an abnormal or illogical fear of computers
Abused, Confused, & Misused Words by Mary Embree Copyright © 2007, 2013 by Mary Embree

cyberphobia

(ˌsaɪbəˈfəʊbɪə)
n
(Psychiatry) an irrational fear of computers
ˌcyberˈphobic adj
Collins English Dictionary – Complete and Unabridged, 12th Edition 2014 © HarperCollins Publishers 1991, 1994, 1998, 2000, 2003, 2006, 2007, 2009, 2011, 2014
ThesaurusAntonymsRelated WordsSynonymsLegend:
Noun1.cyberphobia - irrational fear of computers or technology
simple phobia - any phobia (other than agoraphobia) associated with relatively simple well-defined stimuli
Based on WordNet 3.0, Farlex clipart collection. © 2003-2012 Princeton University, Farlex Inc.
References in periodicals archive ?
He's the author of several books including The New Cold War: Putins Russia and the Threat to the West (2008), Deception: The Untold Story of East-West Espionage Today (2011), The Snowden Operation: Inside the West's Greatest Intelligence Disaster (2014), and Cyberphobia: Identity, Trust, Security and the Internet (2015).
Since early 2012, however, the Russian government's attitude toward the Internet has shifted from a general indifference to an evolving cyberphobia.

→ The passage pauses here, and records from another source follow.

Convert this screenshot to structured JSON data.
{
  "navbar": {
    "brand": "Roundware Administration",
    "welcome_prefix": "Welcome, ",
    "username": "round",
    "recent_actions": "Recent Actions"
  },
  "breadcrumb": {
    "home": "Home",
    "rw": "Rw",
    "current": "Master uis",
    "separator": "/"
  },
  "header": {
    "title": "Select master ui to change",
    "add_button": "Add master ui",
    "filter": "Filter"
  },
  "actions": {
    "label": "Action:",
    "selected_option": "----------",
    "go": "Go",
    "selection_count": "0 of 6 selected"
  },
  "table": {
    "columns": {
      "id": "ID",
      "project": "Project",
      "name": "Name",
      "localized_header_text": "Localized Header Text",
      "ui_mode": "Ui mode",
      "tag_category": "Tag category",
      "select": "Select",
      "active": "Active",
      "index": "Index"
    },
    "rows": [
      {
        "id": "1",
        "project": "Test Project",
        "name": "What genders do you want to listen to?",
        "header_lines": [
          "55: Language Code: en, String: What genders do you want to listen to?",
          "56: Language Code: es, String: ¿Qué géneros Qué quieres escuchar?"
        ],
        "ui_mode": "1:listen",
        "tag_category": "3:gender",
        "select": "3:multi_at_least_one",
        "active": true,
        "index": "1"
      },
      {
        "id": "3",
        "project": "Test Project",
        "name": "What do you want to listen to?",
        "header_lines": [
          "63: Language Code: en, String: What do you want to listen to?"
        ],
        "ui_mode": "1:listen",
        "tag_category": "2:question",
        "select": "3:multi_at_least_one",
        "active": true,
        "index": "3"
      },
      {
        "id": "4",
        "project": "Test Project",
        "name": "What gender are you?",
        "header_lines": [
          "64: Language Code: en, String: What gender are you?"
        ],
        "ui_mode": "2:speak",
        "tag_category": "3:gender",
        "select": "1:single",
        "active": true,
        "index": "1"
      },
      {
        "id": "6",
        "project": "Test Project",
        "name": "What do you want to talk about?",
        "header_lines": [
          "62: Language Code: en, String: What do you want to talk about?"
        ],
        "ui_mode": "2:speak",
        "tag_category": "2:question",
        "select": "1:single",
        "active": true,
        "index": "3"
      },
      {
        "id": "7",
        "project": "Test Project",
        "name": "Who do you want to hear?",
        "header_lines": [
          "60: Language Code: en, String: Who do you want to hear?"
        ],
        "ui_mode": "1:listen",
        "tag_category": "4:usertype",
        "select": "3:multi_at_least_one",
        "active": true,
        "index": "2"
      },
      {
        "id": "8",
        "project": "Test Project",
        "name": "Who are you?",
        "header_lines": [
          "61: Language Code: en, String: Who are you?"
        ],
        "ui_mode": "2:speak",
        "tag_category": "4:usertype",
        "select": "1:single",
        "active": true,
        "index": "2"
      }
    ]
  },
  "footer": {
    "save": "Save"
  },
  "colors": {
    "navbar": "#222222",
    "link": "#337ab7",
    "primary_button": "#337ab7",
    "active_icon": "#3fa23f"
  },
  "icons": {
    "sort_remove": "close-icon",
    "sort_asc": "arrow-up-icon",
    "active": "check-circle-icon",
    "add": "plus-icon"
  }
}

We have witnessed a government campaign to gain complete control over the Russian population's access to, and activity on, the Internet.
- some employees have cyberphobia (fear of computers or working on a compute), said the manager.

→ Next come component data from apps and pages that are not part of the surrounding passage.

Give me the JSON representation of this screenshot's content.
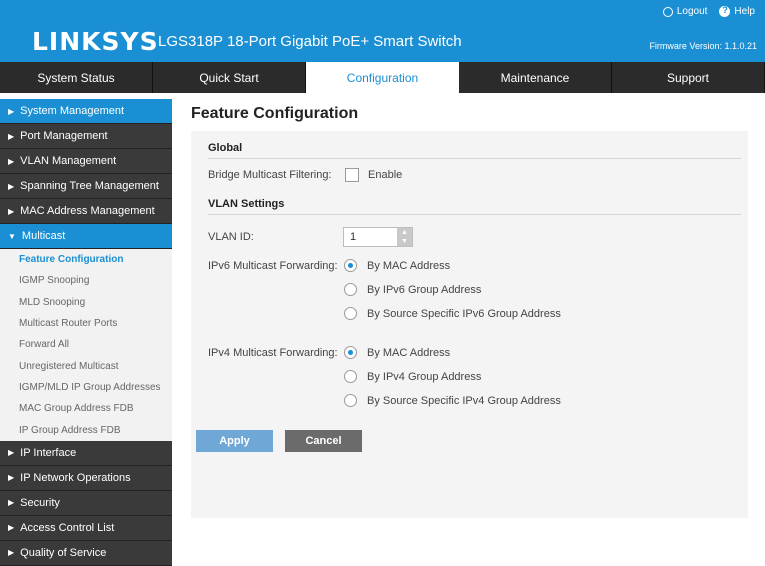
{
  "header": {
    "logo": "LINKSYS",
    "product": "LGS318P 18-Port Gigabit PoE+ Smart Switch",
    "logout": "Logout",
    "help": "Help",
    "firmware": "Firmware Version: 1.1.0.21"
  },
  "nav": [
    "System Status",
    "Quick Start",
    "Configuration",
    "Maintenance",
    "Support"
  ],
  "sidebar": {
    "groups_top": [
      "System Management",
      "Port Management",
      "VLAN Management",
      "Spanning Tree Management",
      "MAC Address Management"
    ],
    "multicast": "Multicast",
    "multicast_items": [
      "Feature Configuration",
      "IGMP Snooping",
      "MLD Snooping",
      "Multicast Router Ports",
      "Forward All",
      "Unregistered Multicast",
      "IGMP/MLD IP Group Addresses",
      "MAC Group Address FDB",
      "IP Group Address FDB"
    ],
    "groups_bottom": [
      "IP Interface",
      "IP Network Operations",
      "Security",
      "Access Control List",
      "Quality of Service"
    ]
  },
  "main": {
    "title": "Feature Configuration",
    "global": "Global",
    "bridge_label": "Bridge Multicast Filtering:",
    "enable": "Enable",
    "vlan_settings": "VLAN Settings",
    "vlan_id_label": "VLAN ID:",
    "vlan_id_value": "1",
    "ipv6_label": "IPv6 Multicast Forwarding:",
    "ipv6_options": [
      "By MAC Address",
      "By IPv6 Group Address",
      "By Source Specific IPv6 Group Address"
    ],
    "ipv4_label": "IPv4 Multicast Forwarding:",
    "ipv4_options": [
      "By MAC Address",
      "By IPv4 Group Address",
      "By Source Specific IPv4 Group Address"
    ],
    "apply": "Apply",
    "cancel": "Cancel"
  },
  "colors": {
    "brand": "#1a8fd3",
    "nav_bg": "#2b2b2b",
    "sidebar_bg": "#3a3a3a"
  }
}
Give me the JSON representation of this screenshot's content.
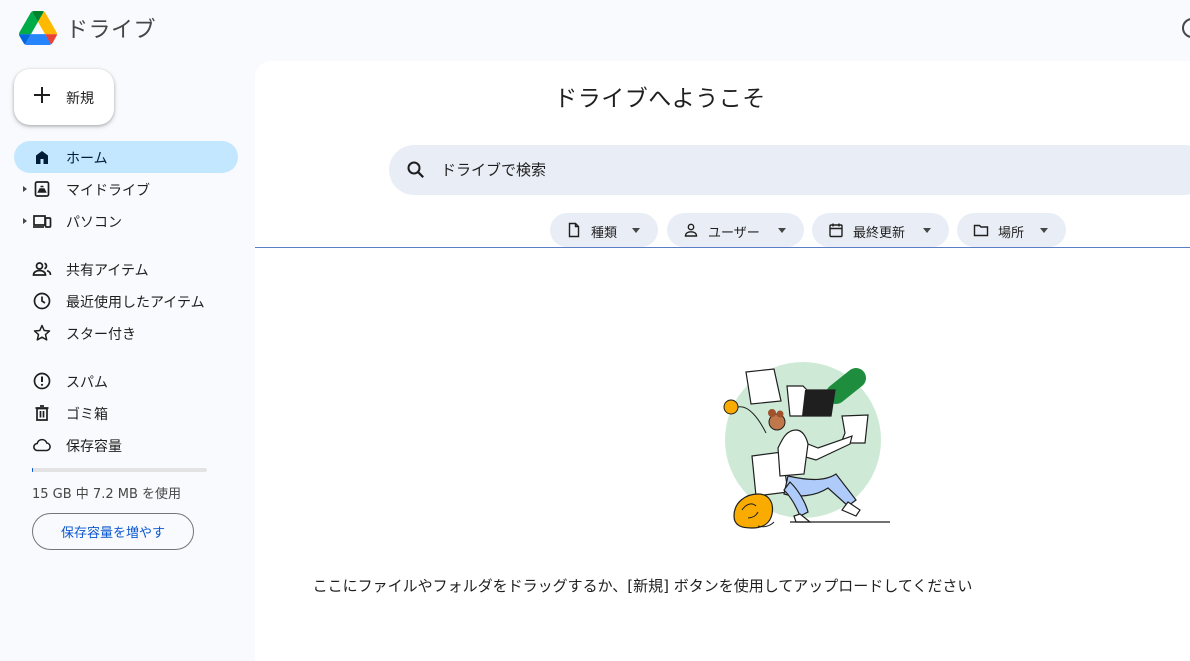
{
  "app": {
    "title": "ドライブ",
    "logo_icon": "google-drive-logo"
  },
  "sidebar": {
    "new_button": {
      "label": "新規",
      "icon": "plus-icon"
    },
    "items": [
      {
        "label": "ホーム",
        "icon": "home-icon",
        "active": true,
        "expandable": false
      },
      {
        "label": "マイドライブ",
        "icon": "my-drive-icon",
        "active": false,
        "expandable": true
      },
      {
        "label": "パソコン",
        "icon": "computers-icon",
        "active": false,
        "expandable": true
      },
      {
        "label": "共有アイテム",
        "icon": "shared-users-icon",
        "active": false,
        "expandable": false
      },
      {
        "label": "最近使用したアイテム",
        "icon": "clock-icon",
        "active": false,
        "expandable": false
      },
      {
        "label": "スター付き",
        "icon": "star-icon",
        "active": false,
        "expandable": false
      },
      {
        "label": "スパム",
        "icon": "spam-icon",
        "active": false,
        "expandable": false
      },
      {
        "label": "ゴミ箱",
        "icon": "trash-icon",
        "active": false,
        "expandable": false
      },
      {
        "label": "保存容量",
        "icon": "cloud-icon",
        "active": false,
        "expandable": false
      }
    ],
    "storage": {
      "usage_text": "15 GB 中 7.2 MB を使用",
      "used_fraction": 0.0005,
      "upgrade_label": "保存容量を増やす"
    }
  },
  "main": {
    "welcome_title": "ドライブへようこそ",
    "search": {
      "placeholder": "ドライブで検索",
      "value": ""
    },
    "filters": [
      {
        "label": "種類",
        "icon": "file-icon"
      },
      {
        "label": "ユーザー",
        "icon": "person-icon"
      },
      {
        "label": "最終更新",
        "icon": "calendar-icon"
      },
      {
        "label": "場所",
        "icon": "folder-icon"
      }
    ],
    "empty_state_text": "ここにファイルやフォルダをドラッグするか、[新規] ボタンを使用してアップロードしてください"
  },
  "colors": {
    "background": "#f8fafd",
    "active_nav": "#c2e7ff",
    "chip_bg": "#e9eef6",
    "accent": "#0b57d0"
  }
}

Likely to affect GM crop producers, EU fishermen and anyone employed in the oil industry CYBERPHOBIA Fear of computers.
Along with those mentioned previously, Table 1 shows some commonly identified barriers to elderly adoption of IT: Table 1: Obstacles to Adoption of IT by the Elderly mouse screen (hard to read) keyboard on/off controls type size font styles fear (cyberphobia) ID Theft Privacy Issues skills typing ability other

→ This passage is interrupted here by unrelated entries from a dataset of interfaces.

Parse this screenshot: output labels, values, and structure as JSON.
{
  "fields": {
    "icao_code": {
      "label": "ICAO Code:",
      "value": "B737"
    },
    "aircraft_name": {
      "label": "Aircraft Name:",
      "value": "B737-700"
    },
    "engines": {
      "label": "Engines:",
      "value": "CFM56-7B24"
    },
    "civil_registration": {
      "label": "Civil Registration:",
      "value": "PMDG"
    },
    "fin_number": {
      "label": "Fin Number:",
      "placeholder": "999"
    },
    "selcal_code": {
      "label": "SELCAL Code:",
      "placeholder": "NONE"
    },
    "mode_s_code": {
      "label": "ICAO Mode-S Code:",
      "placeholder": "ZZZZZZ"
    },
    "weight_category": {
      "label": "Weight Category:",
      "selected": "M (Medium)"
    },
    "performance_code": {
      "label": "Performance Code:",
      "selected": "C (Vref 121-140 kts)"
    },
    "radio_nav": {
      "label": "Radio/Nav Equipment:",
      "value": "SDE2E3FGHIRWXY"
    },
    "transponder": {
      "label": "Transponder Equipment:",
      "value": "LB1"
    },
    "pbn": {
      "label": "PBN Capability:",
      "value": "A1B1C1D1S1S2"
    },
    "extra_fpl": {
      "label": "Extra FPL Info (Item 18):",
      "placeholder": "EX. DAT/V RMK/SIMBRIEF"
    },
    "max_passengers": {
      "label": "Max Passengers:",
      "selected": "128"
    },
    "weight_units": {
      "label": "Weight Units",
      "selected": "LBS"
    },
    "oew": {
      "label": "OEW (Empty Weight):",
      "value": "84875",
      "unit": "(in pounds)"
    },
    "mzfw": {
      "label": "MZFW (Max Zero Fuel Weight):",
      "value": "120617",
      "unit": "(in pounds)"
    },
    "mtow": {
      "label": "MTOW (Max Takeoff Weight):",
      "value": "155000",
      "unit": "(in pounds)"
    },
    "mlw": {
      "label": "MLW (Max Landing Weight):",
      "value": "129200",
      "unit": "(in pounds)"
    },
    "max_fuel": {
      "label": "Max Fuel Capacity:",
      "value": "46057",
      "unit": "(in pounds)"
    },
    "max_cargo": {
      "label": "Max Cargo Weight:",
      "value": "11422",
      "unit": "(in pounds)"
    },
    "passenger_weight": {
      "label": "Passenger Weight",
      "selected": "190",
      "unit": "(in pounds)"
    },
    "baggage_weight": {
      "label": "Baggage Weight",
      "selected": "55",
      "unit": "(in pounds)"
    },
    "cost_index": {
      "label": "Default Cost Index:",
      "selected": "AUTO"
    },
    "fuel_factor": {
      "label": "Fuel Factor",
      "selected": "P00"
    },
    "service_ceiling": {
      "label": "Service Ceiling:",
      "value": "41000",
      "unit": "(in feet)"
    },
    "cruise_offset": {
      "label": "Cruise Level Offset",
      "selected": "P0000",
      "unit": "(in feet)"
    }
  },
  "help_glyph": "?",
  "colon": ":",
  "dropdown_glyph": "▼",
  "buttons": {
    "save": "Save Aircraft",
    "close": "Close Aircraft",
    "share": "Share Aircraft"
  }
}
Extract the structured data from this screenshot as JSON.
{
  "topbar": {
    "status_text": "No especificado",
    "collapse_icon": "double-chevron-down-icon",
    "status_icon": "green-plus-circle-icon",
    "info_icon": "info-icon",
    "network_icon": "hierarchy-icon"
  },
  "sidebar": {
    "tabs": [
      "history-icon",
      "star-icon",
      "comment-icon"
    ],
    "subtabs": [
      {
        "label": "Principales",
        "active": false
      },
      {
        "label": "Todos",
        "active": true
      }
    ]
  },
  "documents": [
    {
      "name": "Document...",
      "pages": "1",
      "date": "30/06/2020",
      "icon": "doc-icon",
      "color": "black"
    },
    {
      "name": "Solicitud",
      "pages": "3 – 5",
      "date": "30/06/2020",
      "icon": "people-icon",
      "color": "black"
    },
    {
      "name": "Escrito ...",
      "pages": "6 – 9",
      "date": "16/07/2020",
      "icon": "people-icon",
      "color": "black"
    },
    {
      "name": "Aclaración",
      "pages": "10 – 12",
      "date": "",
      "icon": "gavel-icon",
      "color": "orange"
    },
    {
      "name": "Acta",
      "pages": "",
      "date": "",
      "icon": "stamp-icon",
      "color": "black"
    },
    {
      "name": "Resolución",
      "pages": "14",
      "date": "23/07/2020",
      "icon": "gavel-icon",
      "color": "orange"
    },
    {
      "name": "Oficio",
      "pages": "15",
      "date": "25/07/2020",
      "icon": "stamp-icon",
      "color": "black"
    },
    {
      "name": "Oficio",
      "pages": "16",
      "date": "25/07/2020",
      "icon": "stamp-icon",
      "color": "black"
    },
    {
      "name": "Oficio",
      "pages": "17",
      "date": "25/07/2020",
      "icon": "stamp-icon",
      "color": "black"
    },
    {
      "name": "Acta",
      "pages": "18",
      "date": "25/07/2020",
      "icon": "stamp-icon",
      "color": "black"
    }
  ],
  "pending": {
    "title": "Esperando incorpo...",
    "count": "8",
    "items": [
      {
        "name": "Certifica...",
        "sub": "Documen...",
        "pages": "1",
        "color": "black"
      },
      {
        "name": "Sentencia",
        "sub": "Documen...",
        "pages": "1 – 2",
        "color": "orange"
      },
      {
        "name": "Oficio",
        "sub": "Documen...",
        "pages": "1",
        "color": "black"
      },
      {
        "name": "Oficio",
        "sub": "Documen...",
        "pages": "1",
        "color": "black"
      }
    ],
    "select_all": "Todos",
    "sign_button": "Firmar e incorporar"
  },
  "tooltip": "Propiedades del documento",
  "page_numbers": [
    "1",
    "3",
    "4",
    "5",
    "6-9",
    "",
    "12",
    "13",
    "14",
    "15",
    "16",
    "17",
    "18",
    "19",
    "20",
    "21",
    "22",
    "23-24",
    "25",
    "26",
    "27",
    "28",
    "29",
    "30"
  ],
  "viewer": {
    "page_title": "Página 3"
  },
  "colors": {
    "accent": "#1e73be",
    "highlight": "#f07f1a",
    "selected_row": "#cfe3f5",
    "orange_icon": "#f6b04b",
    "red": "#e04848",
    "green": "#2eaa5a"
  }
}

Studies generated by them coined new terms like "technostress" and "cyberphobia" in articles that reported their findings.
These fears and anxieties have given rise to expression such as 'technophobia", Cyberphobia", "Computer anxiety", and "Technostress" (Spacey et al, 2003).